HOW TO COMPLETE THIS TASK: Report every line below that carries the word "Windows".

'''

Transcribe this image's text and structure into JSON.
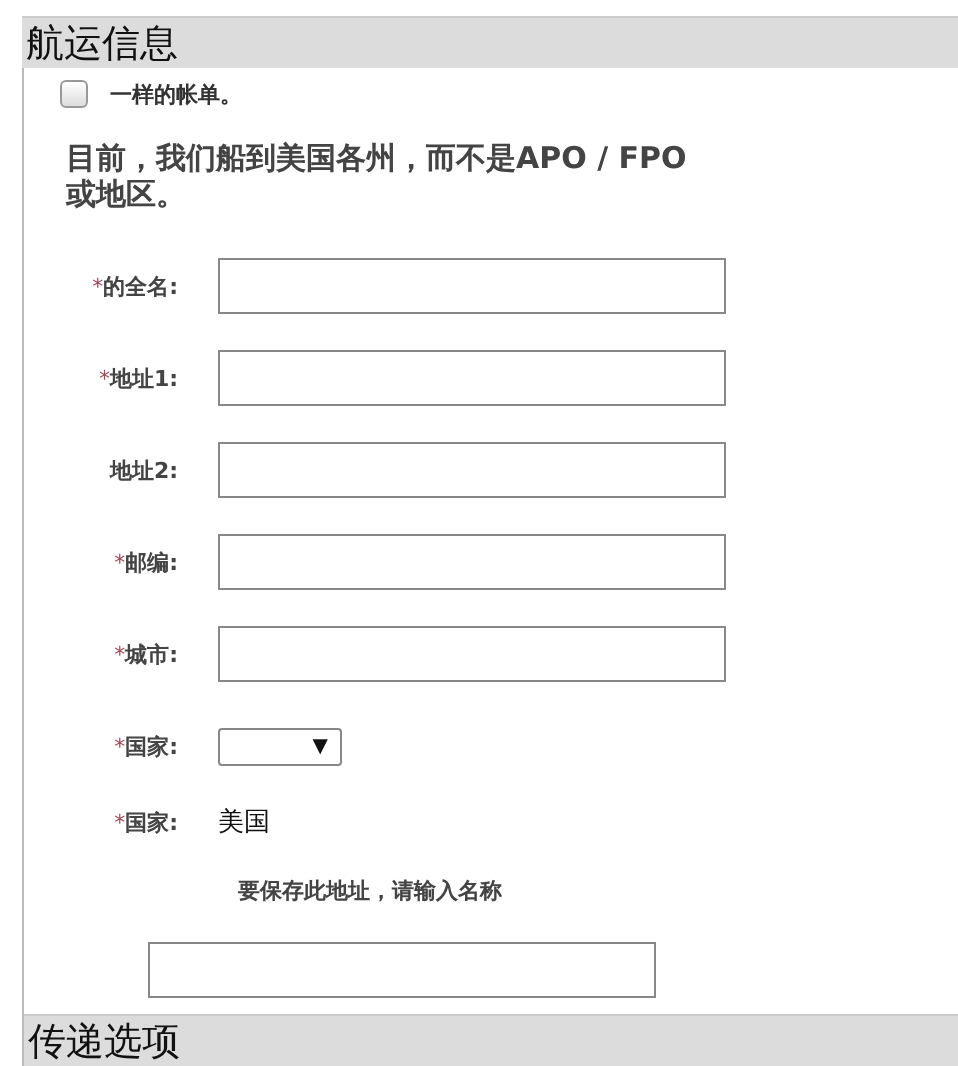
{
  "section_title": "航运信息",
  "same_as_billing": {
    "label": "一样的帐单。",
    "checked": false
  },
  "notice": "目前，我们船到美国各州，而不是APO / FPO 或地区。",
  "fields": [
    {
      "kind": "text",
      "mark": "*",
      "label": "的全名:"
    },
    {
      "kind": "text",
      "mark": "*",
      "label": "地址1:"
    },
    {
      "kind": "text",
      "label": "地址2:"
    },
    {
      "kind": "text",
      "mark": "*",
      "label": "邮编:"
    },
    {
      "kind": "text",
      "mark": "*",
      "label": "城市:"
    },
    {
      "kind": "select",
      "mark": "*",
      "label": "国家:",
      "arrow": "▼"
    },
    {
      "kind": "static",
      "mark": "*",
      "label": "国家:",
      "value": "美国"
    }
  ],
  "save_address": {
    "label": "要保存此地址，请输入名称"
  },
  "next_section_title": "传递选项"
}
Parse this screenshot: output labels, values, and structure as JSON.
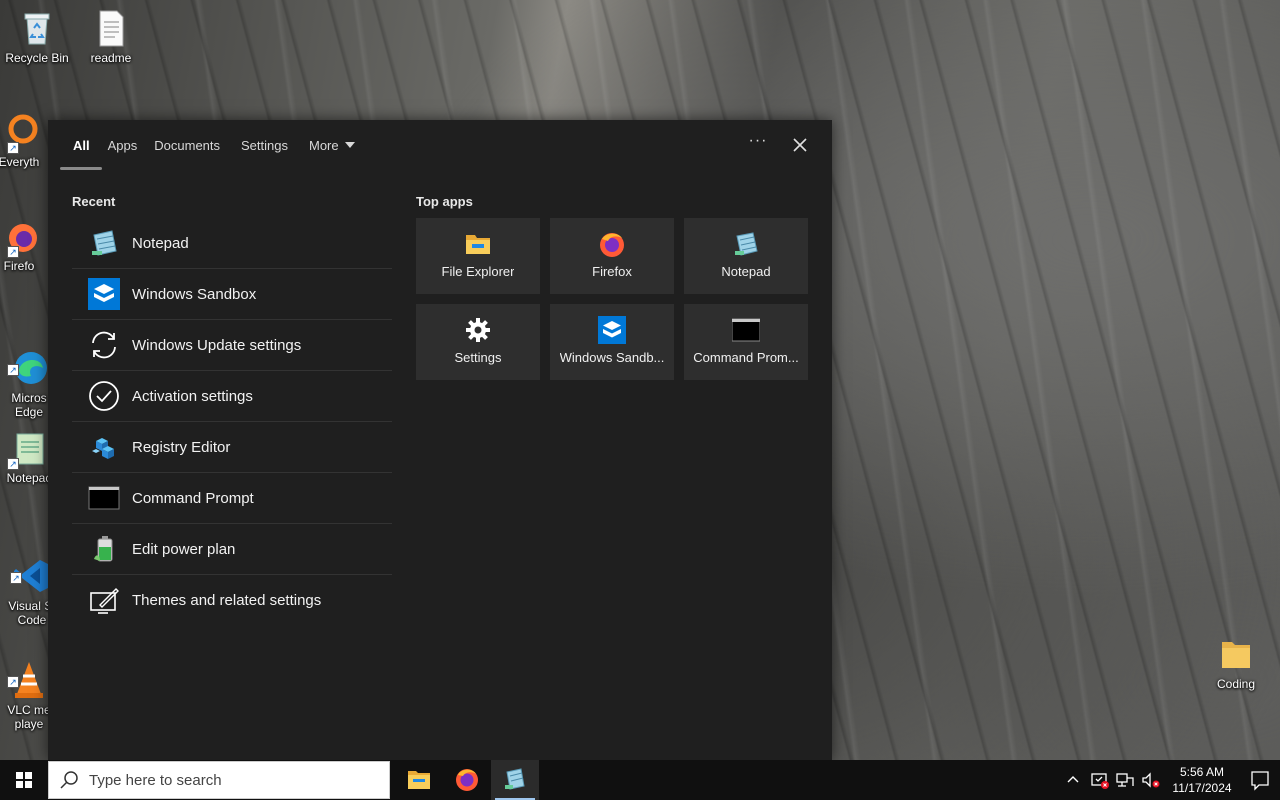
{
  "desktop": {
    "icons": [
      {
        "label": "Recycle Bin"
      },
      {
        "label": "readme"
      },
      {
        "label": "Everyth"
      },
      {
        "label": "Firefo"
      },
      {
        "label": "Micros\nEdge"
      },
      {
        "label": "Notepac"
      },
      {
        "label": "Visual St\nCode"
      },
      {
        "label": "VLC me\nplaye"
      },
      {
        "label": "Coding"
      }
    ]
  },
  "search_panel": {
    "tabs": [
      {
        "label": "All"
      },
      {
        "label": "Apps"
      },
      {
        "label": "Documents"
      },
      {
        "label": "Settings"
      },
      {
        "label": "More"
      }
    ],
    "options_glyph": "···",
    "recent_title": "Recent",
    "recent_items": [
      {
        "label": "Notepad",
        "icon": "notepad-icon"
      },
      {
        "label": "Windows Sandbox",
        "icon": "sandbox-icon"
      },
      {
        "label": "Windows Update settings",
        "icon": "update-icon"
      },
      {
        "label": "Activation settings",
        "icon": "activation-icon"
      },
      {
        "label": "Registry Editor",
        "icon": "registry-icon"
      },
      {
        "label": "Command Prompt",
        "icon": "cmd-icon"
      },
      {
        "label": "Edit power plan",
        "icon": "battery-icon"
      },
      {
        "label": "Themes and related settings",
        "icon": "themes-icon"
      }
    ],
    "top_apps_title": "Top apps",
    "top_apps": [
      {
        "label": "File Explorer",
        "icon": "folder-icon"
      },
      {
        "label": "Firefox",
        "icon": "firefox-icon"
      },
      {
        "label": "Notepad",
        "icon": "notepad-icon"
      },
      {
        "label": "Settings",
        "icon": "gear-icon"
      },
      {
        "label": "Windows Sandb...",
        "icon": "sandbox-icon"
      },
      {
        "label": "Command Prom...",
        "icon": "cmd-icon"
      }
    ]
  },
  "taskbar": {
    "search_placeholder": "Type here to search",
    "time": "5:56 AM",
    "date": "11/17/2024"
  },
  "colors": {
    "panel_bg": "#1f1f1f",
    "tile_bg": "#2e2e2e",
    "taskbar_bg": "#101010",
    "accent": "#0078d7"
  }
}
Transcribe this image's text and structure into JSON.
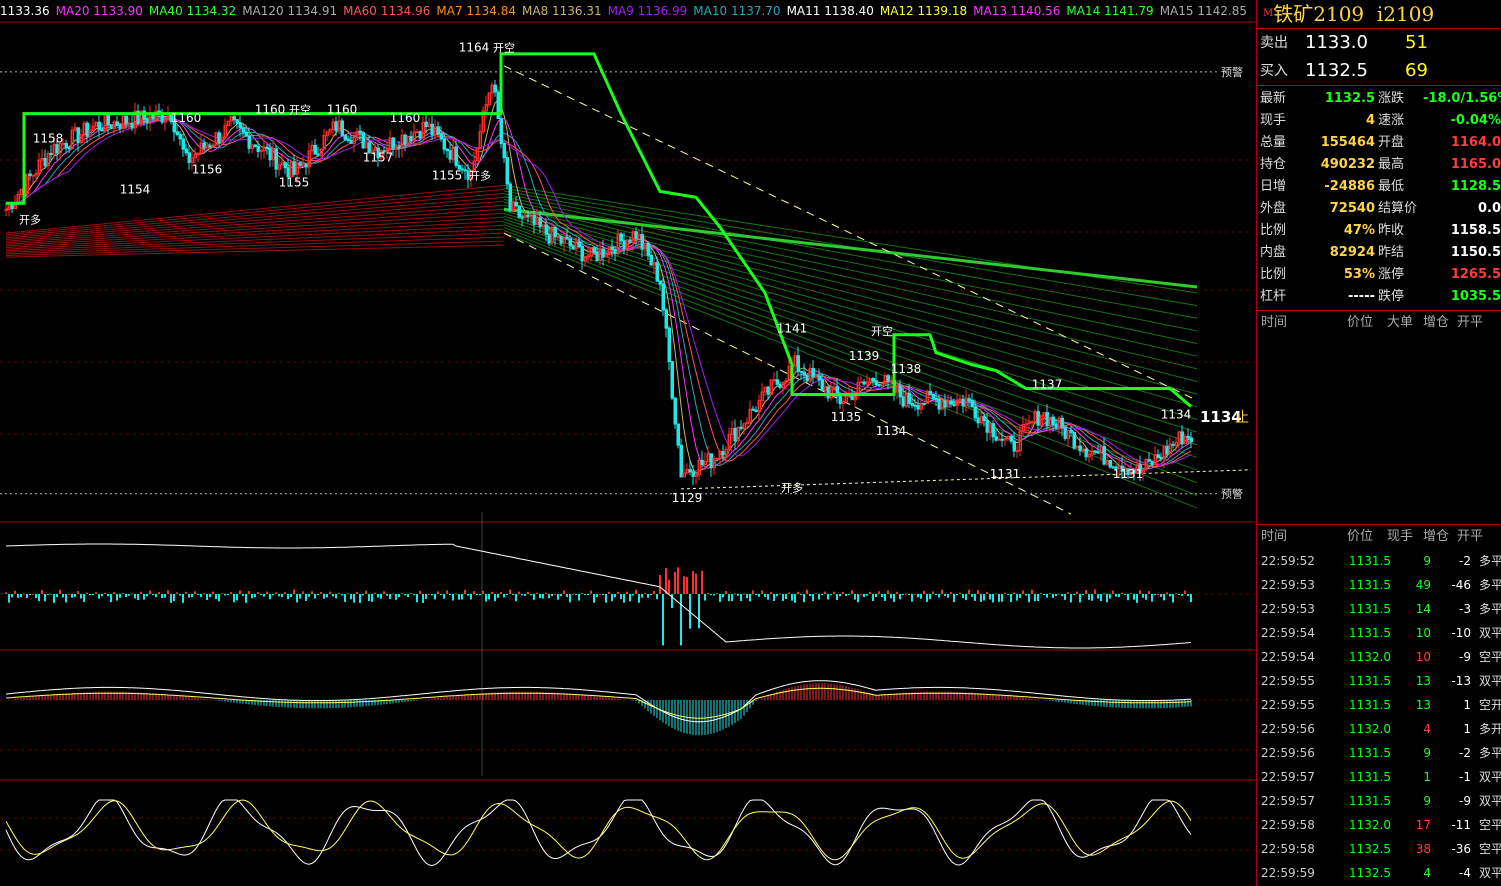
{
  "ma_legend": [
    {
      "text": "1133.36",
      "color": "#ffffff"
    },
    {
      "text": "MA20 1133.90",
      "color": "#ff33ff"
    },
    {
      "text": "MA40 1134.32",
      "color": "#33ff33"
    },
    {
      "text": "MA120 1134.91",
      "color": "#aaaaaa"
    },
    {
      "text": "MA60 1134.96",
      "color": "#ff5555"
    },
    {
      "text": "MA7 1134.84",
      "color": "#ff8c1a"
    },
    {
      "text": "MA8 1136.31",
      "color": "#c8b46e"
    },
    {
      "text": "MA9 1136.99",
      "color": "#a020f0"
    },
    {
      "text": "MA10 1137.70",
      "color": "#2aa7b9"
    },
    {
      "text": "MA11 1138.40",
      "color": "#ffffff"
    },
    {
      "text": "MA12 1139.18",
      "color": "#ffff33"
    },
    {
      "text": "MA13 1140.56",
      "color": "#ff33ff"
    },
    {
      "text": "MA14 1141.79",
      "color": "#33ff33"
    },
    {
      "text": "MA15 1142.85",
      "color": "#aaaaaa"
    }
  ],
  "header": {
    "marker": "M",
    "name": "铁矿2109",
    "code": "i2109"
  },
  "quotes": [
    {
      "label": "卖出",
      "price": "1133.0",
      "vol": "51"
    },
    {
      "label": "买入",
      "price": "1132.5",
      "vol": "69"
    }
  ],
  "stats": [
    {
      "l1": "最新",
      "v1": "1132.5",
      "c1": "#1aff1a",
      "l2": "涨跌",
      "v2": "-18.0/1.56%",
      "c2": "#1aff1a"
    },
    {
      "l1": "现手",
      "v1": "4",
      "c1": "#ffd24a",
      "l2": "速涨",
      "v2": "-0.04%",
      "c2": "#1aff1a"
    },
    {
      "l1": "总量",
      "v1": "155464",
      "c1": "#ffd24a",
      "l2": "开盘",
      "v2": "1164.0",
      "c2": "#ff3b3b"
    },
    {
      "l1": "持仓",
      "v1": "490232",
      "c1": "#ffd24a",
      "l2": "最高",
      "v2": "1165.0",
      "c2": "#ff3b3b"
    },
    {
      "l1": "日增",
      "v1": "-24886",
      "c1": "#ffd24a",
      "l2": "最低",
      "v2": "1128.5",
      "c2": "#1aff1a"
    },
    {
      "l1": "外盘",
      "v1": "72540",
      "c1": "#ffd24a",
      "l2": "结算价",
      "v2": "0.0",
      "c2": "#ffffff"
    },
    {
      "l1": "比例",
      "v1": "47%",
      "c1": "#ffd24a",
      "l2": "昨收",
      "v2": "1158.5",
      "c2": "#ffffff"
    },
    {
      "l1": "内盘",
      "v1": "82924",
      "c1": "#ffd24a",
      "l2": "昨结",
      "v2": "1150.5",
      "c2": "#ffffff"
    },
    {
      "l1": "比例",
      "v1": "53%",
      "c1": "#ffd24a",
      "l2": "涨停",
      "v2": "1265.5",
      "c2": "#ff3b3b"
    },
    {
      "l1": "杠杆",
      "v1": "-----",
      "c1": "#ffffff",
      "l2": "跌停",
      "v2": "1035.5",
      "c2": "#1aff1a"
    }
  ],
  "detail_head": [
    "时间",
    "价位",
    "大单",
    "增仓",
    "开平"
  ],
  "tick_head": [
    "时间",
    "价位",
    "现手",
    "增仓",
    "开平"
  ],
  "ticks": [
    {
      "t": "22:59:52",
      "p": "1131.5",
      "q": "9",
      "qc": "#1aff1a",
      "d": "-2",
      "k": "多平"
    },
    {
      "t": "22:59:53",
      "p": "1131.5",
      "q": "49",
      "qc": "#1aff1a",
      "d": "-46",
      "k": "多平"
    },
    {
      "t": "22:59:53",
      "p": "1131.5",
      "q": "14",
      "qc": "#1aff1a",
      "d": "-3",
      "k": "多平"
    },
    {
      "t": "22:59:54",
      "p": "1131.5",
      "q": "10",
      "qc": "#1aff1a",
      "d": "-10",
      "k": "双平"
    },
    {
      "t": "22:59:54",
      "p": "1132.0",
      "q": "10",
      "qc": "#ff3b3b",
      "d": "-9",
      "k": "空平"
    },
    {
      "t": "22:59:55",
      "p": "1131.5",
      "q": "13",
      "qc": "#1aff1a",
      "d": "-13",
      "k": "双平"
    },
    {
      "t": "22:59:55",
      "p": "1131.5",
      "q": "13",
      "qc": "#1aff1a",
      "d": "1",
      "k": "空开"
    },
    {
      "t": "22:59:56",
      "p": "1132.0",
      "q": "4",
      "qc": "#ff3b3b",
      "d": "1",
      "k": "多开"
    },
    {
      "t": "22:59:56",
      "p": "1131.5",
      "q": "9",
      "qc": "#1aff1a",
      "d": "-2",
      "k": "多平"
    },
    {
      "t": "22:59:57",
      "p": "1131.5",
      "q": "1",
      "qc": "#1aff1a",
      "d": "-1",
      "k": "双平"
    },
    {
      "t": "22:59:57",
      "p": "1131.5",
      "q": "9",
      "qc": "#1aff1a",
      "d": "-9",
      "k": "双平"
    },
    {
      "t": "22:59:58",
      "p": "1132.0",
      "q": "17",
      "qc": "#ff3b3b",
      "d": "-11",
      "k": "空平"
    },
    {
      "t": "22:59:58",
      "p": "1132.5",
      "q": "38",
      "qc": "#ff3b3b",
      "d": "-36",
      "k": "空平"
    },
    {
      "t": "22:59:59",
      "p": "1132.5",
      "q": "4",
      "qc": "#1aff1a",
      "d": "-4",
      "k": "双平"
    }
  ],
  "chart_data": {
    "type": "candlestick",
    "ylim": [
      1126,
      1167
    ],
    "alert_label": "预警",
    "alert_levels": [
      1163.5,
      1128.2
    ],
    "current_price_label": "1134",
    "stop_mark": "止",
    "price_labels": [
      {
        "text": "1158",
        "x": 14,
        "y": 1157.6
      },
      {
        "text": "1160",
        "x": 60,
        "y": 1159.3
      },
      {
        "text": "1160",
        "x": 88,
        "y": 1160.0
      },
      {
        "text": "1160",
        "x": 112,
        "y": 1160.0
      },
      {
        "text": "1160",
        "x": 133,
        "y": 1159.3
      },
      {
        "text": "1154",
        "x": 43,
        "y": 1153.3
      },
      {
        "text": "1156",
        "x": 67,
        "y": 1155.0
      },
      {
        "text": "1155",
        "x": 96,
        "y": 1153.9
      },
      {
        "text": "1157",
        "x": 124,
        "y": 1156.0
      },
      {
        "text": "1155",
        "x": 147,
        "y": 1154.5
      },
      {
        "text": "1164",
        "x": 156,
        "y": 1165.2
      },
      {
        "text": "1129",
        "x": 227,
        "y": 1127.5
      },
      {
        "text": "1141",
        "x": 262,
        "y": 1141.7
      },
      {
        "text": "1139",
        "x": 286,
        "y": 1139.4
      },
      {
        "text": "1138",
        "x": 300,
        "y": 1138.3
      },
      {
        "text": "1135",
        "x": 280,
        "y": 1134.3
      },
      {
        "text": "1134",
        "x": 295,
        "y": 1133.1
      },
      {
        "text": "1137",
        "x": 347,
        "y": 1137.0
      },
      {
        "text": "1131",
        "x": 333,
        "y": 1129.5
      },
      {
        "text": "1131",
        "x": 374,
        "y": 1129.5
      },
      {
        "text": "1134",
        "x": 390,
        "y": 1134.5
      }
    ],
    "signal_labels": [
      {
        "text": "开多",
        "x": 8,
        "y": 1150.8
      },
      {
        "text": "开空",
        "x": 98,
        "y": 1160.0
      },
      {
        "text": "开空",
        "x": 166,
        "y": 1165.2
      },
      {
        "text": "开多",
        "x": 158,
        "y": 1154.5
      },
      {
        "text": "开多",
        "x": 262,
        "y": 1128.4
      },
      {
        "text": "开空",
        "x": 292,
        "y": 1141.5
      }
    ],
    "stop_line": [
      [
        0,
        1152.5
      ],
      [
        6,
        1152.5
      ],
      [
        6,
        1160
      ],
      [
        165,
        1160
      ],
      [
        165,
        1165
      ],
      [
        196,
        1165
      ],
      [
        205,
        1160
      ],
      [
        218,
        1153.5
      ],
      [
        230,
        1153
      ],
      [
        238,
        1150.5
      ],
      [
        253,
        1145
      ],
      [
        262,
        1139
      ],
      [
        262,
        1136.5
      ],
      [
        296,
        1136.5
      ],
      [
        296,
        1141.5
      ],
      [
        308,
        1141.5
      ],
      [
        310,
        1140
      ],
      [
        322,
        1139
      ],
      [
        330,
        1138.5
      ],
      [
        340,
        1137
      ],
      [
        388,
        1137
      ],
      [
        395,
        1135.5
      ]
    ],
    "indicators": [
      "volume",
      "macd",
      "kdj"
    ]
  }
}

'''

SOLUTION:
        "label": "Windows Sandbox",
        "label": "Windows Update settings",
        "label": "Windows Sandb...",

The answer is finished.